What you return must match the data exactly, line for line.
[Data supplied]
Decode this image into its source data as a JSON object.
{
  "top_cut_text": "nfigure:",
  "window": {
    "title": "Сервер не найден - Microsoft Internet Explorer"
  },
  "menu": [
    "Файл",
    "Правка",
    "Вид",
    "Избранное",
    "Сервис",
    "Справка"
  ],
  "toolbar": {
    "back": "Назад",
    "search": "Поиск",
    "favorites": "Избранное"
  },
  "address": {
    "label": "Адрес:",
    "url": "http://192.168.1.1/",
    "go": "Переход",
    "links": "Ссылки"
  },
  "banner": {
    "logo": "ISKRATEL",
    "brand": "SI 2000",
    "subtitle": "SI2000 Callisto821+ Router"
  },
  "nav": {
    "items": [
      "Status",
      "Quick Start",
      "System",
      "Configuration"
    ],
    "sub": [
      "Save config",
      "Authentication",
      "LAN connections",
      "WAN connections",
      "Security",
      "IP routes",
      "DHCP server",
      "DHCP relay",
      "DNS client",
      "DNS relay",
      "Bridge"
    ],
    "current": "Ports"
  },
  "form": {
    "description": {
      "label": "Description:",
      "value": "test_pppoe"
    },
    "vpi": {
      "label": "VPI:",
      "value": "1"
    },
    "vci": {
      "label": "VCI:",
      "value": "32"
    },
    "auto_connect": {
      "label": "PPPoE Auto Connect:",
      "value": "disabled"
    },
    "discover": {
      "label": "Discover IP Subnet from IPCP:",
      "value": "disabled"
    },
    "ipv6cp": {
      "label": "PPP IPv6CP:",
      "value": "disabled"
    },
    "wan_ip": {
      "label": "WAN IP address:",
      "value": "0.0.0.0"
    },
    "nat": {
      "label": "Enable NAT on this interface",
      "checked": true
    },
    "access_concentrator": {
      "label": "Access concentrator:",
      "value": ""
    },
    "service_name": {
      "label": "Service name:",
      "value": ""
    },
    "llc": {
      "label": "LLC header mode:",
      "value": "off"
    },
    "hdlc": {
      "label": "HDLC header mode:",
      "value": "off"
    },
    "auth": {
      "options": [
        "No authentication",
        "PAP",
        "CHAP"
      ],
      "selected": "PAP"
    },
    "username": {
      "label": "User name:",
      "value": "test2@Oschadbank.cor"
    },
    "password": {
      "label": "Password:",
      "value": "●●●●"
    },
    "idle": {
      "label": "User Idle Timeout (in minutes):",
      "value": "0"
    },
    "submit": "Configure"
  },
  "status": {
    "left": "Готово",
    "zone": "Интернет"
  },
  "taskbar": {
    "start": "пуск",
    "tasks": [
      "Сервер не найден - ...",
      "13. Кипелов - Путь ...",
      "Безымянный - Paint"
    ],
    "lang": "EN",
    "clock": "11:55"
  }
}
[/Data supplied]
Solution =
Decode this image into its source data as a JSON object.
{
  "top_cut_text": "nfigure:",
  "window": {
    "title": "Сервер не найден - Microsoft Internet Explorer"
  },
  "menu": [
    "Файл",
    "Правка",
    "Вид",
    "Избранное",
    "Сервис",
    "Справка"
  ],
  "toolbar": {
    "back": "Назад",
    "search": "Поиск",
    "favorites": "Избранное"
  },
  "address": {
    "label": "Адрес:",
    "url": "http://192.168.1.1/",
    "go": "Переход",
    "links": "Ссылки"
  },
  "banner": {
    "logo": "ISKRATEL",
    "brand": "SI 2000",
    "subtitle": "SI2000 Callisto821+ Router"
  },
  "nav": {
    "items": [
      "Status",
      "Quick Start",
      "System",
      "Configuration"
    ],
    "sub": [
      "Save config",
      "Authentication",
      "LAN connections",
      "WAN connections",
      "Security",
      "IP routes",
      "DHCP server",
      "DHCP relay",
      "DNS client",
      "DNS relay",
      "Bridge"
    ],
    "current": "Ports"
  },
  "form": {
    "description": {
      "label": "Description:",
      "value": "test_pppoe"
    },
    "vpi": {
      "label": "VPI:",
      "value": "1"
    },
    "vci": {
      "label": "VCI:",
      "value": "32"
    },
    "auto_connect": {
      "label": "PPPoE Auto Connect:",
      "value": "disabled"
    },
    "discover": {
      "label": "Discover IP Subnet from IPCP:",
      "value": "disabled"
    },
    "ipv6cp": {
      "label": "PPP IPv6CP:",
      "value": "disabled"
    },
    "wan_ip": {
      "label": "WAN IP address:",
      "value": "0.0.0.0"
    },
    "nat": {
      "label": "Enable NAT on this interface",
      "checked": true
    },
    "access_concentrator": {
      "label": "Access concentrator:",
      "value": ""
    },
    "service_name": {
      "label": "Service name:",
      "value": ""
    },
    "llc": {
      "label": "LLC header mode:",
      "value": "off"
    },
    "hdlc": {
      "label": "HDLC header mode:",
      "value": "off"
    },
    "auth": {
      "options": [
        "No authentication",
        "PAP",
        "CHAP"
      ],
      "selected": "PAP"
    },
    "username": {
      "label": "User name:",
      "value": "test2@Oschadbank.cor"
    },
    "password": {
      "label": "Password:",
      "value": "●●●●"
    },
    "idle": {
      "label": "User Idle Timeout (in minutes):",
      "value": "0"
    },
    "submit": "Configure"
  },
  "status": {
    "left": "Готово",
    "zone": "Интернет"
  },
  "taskbar": {
    "start": "пуск",
    "tasks": [
      "Сервер не найден - ...",
      "13. Кипелов - Путь ...",
      "Безымянный - Paint"
    ],
    "lang": "EN",
    "clock": "11:55"
  }
}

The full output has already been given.